May 27 Issue
News & Views from the State House
Teacher Tenure Reform a Reality
On Tuesday, a House committee approved a Senate-passed bill to reform teacher tenure guidelines in Alabama. On Wednesday night, after a marathon debate on the House floor, the House voted 56-43 to give final passage to a bill that streamlines the process that school boards use to discipline or fire teachers. The vote was principally along party lines, with Republicans voting overwhelmingly to approve the measure and Democrats voting against the bill. Read more here.
Temporary Setback for Payroll Deduction Law
The International Association of Firefighters and the American Federation of Teachers won the first round of a legal battle over Alabama’s new payroll deduction law. U.S. District Judge Lynwood Smith in Huntsville has issued a temporary injunction that prohibits state officials, officials at Alabama State University and the cities of Mobile and Jacksonville from refusing to deduct union dues for the two unions. Read more here.

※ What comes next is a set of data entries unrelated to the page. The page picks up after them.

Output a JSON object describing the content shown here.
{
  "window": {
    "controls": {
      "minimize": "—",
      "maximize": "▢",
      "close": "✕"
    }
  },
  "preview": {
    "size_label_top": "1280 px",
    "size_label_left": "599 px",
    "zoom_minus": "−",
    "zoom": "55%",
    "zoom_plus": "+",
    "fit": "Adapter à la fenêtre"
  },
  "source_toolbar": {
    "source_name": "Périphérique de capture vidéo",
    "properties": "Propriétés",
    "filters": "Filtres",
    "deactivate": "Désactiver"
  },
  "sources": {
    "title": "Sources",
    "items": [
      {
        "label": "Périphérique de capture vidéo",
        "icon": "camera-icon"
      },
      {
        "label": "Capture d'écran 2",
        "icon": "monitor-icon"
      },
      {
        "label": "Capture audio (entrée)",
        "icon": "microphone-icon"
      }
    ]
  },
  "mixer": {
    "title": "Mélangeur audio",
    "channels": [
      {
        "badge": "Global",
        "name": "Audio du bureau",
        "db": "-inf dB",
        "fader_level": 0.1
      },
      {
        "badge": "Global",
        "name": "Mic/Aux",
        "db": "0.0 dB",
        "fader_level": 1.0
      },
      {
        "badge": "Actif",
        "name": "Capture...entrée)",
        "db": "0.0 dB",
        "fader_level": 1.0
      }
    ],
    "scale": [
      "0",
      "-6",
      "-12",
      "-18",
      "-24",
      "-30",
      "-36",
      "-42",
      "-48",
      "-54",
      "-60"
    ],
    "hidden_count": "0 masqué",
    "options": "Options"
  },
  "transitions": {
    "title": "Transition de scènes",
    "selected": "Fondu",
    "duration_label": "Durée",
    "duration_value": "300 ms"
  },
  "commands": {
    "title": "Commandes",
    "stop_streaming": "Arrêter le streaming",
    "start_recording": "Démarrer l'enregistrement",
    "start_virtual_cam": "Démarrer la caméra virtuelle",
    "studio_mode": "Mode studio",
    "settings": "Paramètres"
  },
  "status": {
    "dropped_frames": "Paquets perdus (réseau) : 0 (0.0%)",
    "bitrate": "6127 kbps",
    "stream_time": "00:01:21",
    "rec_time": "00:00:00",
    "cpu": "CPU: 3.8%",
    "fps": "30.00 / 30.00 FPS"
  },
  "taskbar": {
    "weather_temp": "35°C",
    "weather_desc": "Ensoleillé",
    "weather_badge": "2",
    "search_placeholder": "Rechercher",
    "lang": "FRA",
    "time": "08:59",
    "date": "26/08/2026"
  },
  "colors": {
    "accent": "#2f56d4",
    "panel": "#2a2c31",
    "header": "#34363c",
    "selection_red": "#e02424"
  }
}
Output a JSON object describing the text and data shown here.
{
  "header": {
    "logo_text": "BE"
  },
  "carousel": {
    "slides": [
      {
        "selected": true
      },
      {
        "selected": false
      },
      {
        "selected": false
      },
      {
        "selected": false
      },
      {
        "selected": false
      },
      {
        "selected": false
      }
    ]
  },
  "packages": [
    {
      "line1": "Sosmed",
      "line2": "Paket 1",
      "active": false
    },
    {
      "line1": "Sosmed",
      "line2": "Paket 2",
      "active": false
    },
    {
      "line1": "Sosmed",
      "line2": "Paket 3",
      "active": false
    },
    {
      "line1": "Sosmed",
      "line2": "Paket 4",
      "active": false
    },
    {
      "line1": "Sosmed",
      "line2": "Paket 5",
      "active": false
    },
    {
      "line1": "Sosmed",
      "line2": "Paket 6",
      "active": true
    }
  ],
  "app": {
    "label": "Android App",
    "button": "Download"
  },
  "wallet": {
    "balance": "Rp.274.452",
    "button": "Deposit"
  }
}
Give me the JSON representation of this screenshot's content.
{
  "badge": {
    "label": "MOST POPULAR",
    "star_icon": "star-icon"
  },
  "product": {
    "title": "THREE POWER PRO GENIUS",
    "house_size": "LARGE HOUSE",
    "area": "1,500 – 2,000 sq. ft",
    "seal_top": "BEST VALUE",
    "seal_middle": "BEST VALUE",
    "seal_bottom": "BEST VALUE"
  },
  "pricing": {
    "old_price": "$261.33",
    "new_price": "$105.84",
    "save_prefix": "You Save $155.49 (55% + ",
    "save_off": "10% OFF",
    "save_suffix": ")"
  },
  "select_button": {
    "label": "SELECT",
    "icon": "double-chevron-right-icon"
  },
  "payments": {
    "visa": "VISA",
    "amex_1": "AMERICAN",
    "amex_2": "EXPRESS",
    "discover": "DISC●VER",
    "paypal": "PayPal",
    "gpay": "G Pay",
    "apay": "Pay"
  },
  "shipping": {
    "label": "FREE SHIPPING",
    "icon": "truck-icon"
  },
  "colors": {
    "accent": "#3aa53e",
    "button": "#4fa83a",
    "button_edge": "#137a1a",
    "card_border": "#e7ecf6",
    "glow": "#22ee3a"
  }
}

Final Approval of State Budgets
In the early morning hours on Wednesday, The Alabama Legislature gave final approval to both state budgets. The pre-dawn vote occurred after members adjourned just before midnight on Tuesday and re-convened at 12:01 a.m. Wednesday morning. The bare-bone budgets provide for over 1,100 fewer classroom teachers and less money for the state Medicaid agency. Governor Bentley is said to be unhappy with the cut to Medicaid and is rumored to be considering an executive amendment to address funding for the agency. Read more here.
State Employees' Insurance Costs
The Senate passed two bills this week that require state employees and school workers who retire after December 31 to pay more for their health insurance if they are not 65 and eligible for Medicare. The bills’ sponsor, Republican Senator and Senate Pro Tem Del Marsh of Anniston, said the state’s cost is spiraling out of control for insuring retirees who are not eligible for Medicare, and the insurance coverage will be threatened if the state does not get help from retirees. The amount paid would depend on their years of service and age. The votes were mainly along party lines, with Republicans favoring the bills and Democrats opposing the measures. Democrats maintain the bills break a promise the state made to public employees. The bills now go the House for consideration.
Limits on Lawsuits
On Thursday, the House gave final approval to three bills that place limits on lawsuits in the state. One of the measures restricts where lawsuits can be filed in wrongful death lawsuits. The second bill will reduce the amount of interest that can be collected following a verdict from 12 percent to 7 percent. The third bill reduces the amount of time plaintiffs have to file lawsuits against architects, engineers and general contractors. Governor Bentley is expected to sign all three.
Sex Offender Bill
The House voted unanimously on Tuesday to strengthen the law that requires convicted sex offenders to register with law enforcement. Current law requires offenders to register two times each year. The House proposal requires registration four times each year. The offenders would be required to provide vehicle information, telephone numbers and e-mail addresses. The bill also closes a loophole in the current law by requiring homeless sex offenders to register once a week with law enforcement.